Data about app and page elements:
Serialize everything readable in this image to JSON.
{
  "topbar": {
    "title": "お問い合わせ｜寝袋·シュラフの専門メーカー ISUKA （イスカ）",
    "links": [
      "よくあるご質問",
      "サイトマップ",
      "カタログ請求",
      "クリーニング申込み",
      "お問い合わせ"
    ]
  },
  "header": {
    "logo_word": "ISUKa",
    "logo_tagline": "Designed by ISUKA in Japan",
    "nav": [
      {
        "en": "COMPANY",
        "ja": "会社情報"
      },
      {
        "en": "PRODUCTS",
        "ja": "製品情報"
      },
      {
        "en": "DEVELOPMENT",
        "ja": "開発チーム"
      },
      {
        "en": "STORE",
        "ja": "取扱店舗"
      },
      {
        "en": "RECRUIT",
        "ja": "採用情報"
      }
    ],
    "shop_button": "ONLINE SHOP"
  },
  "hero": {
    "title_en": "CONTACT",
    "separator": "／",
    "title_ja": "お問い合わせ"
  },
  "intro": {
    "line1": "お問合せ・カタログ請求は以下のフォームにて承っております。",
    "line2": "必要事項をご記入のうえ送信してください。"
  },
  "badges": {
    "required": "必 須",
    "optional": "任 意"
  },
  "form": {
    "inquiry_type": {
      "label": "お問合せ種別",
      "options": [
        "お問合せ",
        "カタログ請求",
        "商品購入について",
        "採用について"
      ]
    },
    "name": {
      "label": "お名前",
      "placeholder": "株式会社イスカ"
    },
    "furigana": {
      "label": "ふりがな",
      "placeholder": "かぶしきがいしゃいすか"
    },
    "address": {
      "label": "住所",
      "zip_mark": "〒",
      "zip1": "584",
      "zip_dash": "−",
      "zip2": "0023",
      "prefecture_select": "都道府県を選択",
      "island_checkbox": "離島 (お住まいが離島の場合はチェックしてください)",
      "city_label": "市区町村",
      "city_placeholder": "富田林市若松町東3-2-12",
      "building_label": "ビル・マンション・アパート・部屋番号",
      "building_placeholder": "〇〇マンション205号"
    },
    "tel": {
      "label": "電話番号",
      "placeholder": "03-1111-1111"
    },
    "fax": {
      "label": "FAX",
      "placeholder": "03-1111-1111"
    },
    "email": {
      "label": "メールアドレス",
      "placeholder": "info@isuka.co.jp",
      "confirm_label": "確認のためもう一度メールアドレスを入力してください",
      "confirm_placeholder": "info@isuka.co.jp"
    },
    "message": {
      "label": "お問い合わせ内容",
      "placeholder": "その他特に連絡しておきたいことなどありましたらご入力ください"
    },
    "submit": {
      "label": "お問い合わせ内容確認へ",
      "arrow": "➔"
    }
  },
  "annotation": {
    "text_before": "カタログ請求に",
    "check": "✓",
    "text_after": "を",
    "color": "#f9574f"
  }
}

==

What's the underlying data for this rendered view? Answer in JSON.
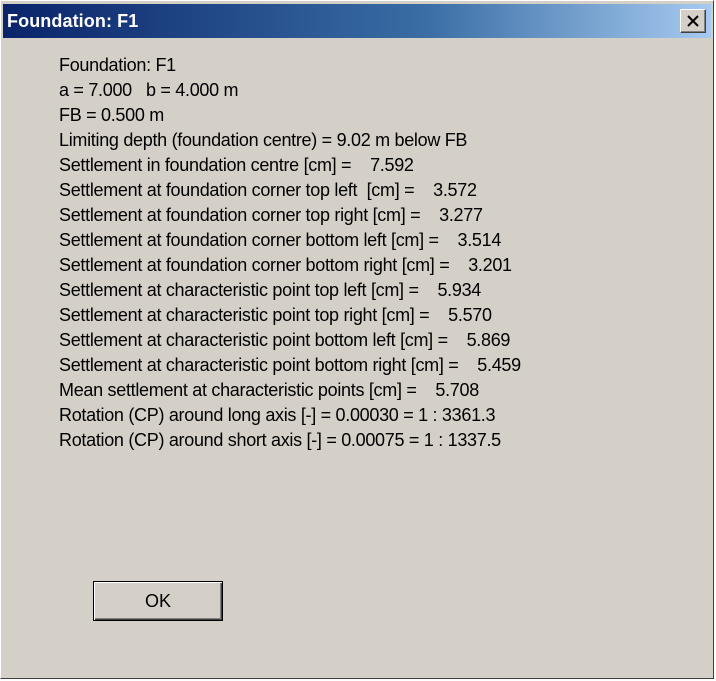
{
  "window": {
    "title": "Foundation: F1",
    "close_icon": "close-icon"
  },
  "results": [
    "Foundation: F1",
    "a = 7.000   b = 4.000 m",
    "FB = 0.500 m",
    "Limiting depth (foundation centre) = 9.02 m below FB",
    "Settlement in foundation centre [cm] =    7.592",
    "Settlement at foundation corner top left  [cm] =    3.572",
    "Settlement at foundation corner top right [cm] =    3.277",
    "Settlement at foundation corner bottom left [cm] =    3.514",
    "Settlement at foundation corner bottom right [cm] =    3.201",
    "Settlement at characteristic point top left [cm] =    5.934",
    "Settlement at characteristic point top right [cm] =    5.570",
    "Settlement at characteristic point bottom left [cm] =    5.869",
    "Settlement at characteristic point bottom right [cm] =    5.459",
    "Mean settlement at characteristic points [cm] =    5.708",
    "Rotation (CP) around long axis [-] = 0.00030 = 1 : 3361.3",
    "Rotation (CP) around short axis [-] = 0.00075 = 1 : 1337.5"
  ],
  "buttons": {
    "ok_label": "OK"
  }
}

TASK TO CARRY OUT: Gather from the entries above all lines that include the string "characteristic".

WRITTEN ANSWER:
    "Settlement at characteristic point top left [cm] =    5.934",
    "Settlement at characteristic point top right [cm] =    5.570",
    "Settlement at characteristic point bottom left [cm] =    5.869",
    "Settlement at characteristic point bottom right [cm] =    5.459",
    "Mean settlement at characteristic points [cm] =    5.708",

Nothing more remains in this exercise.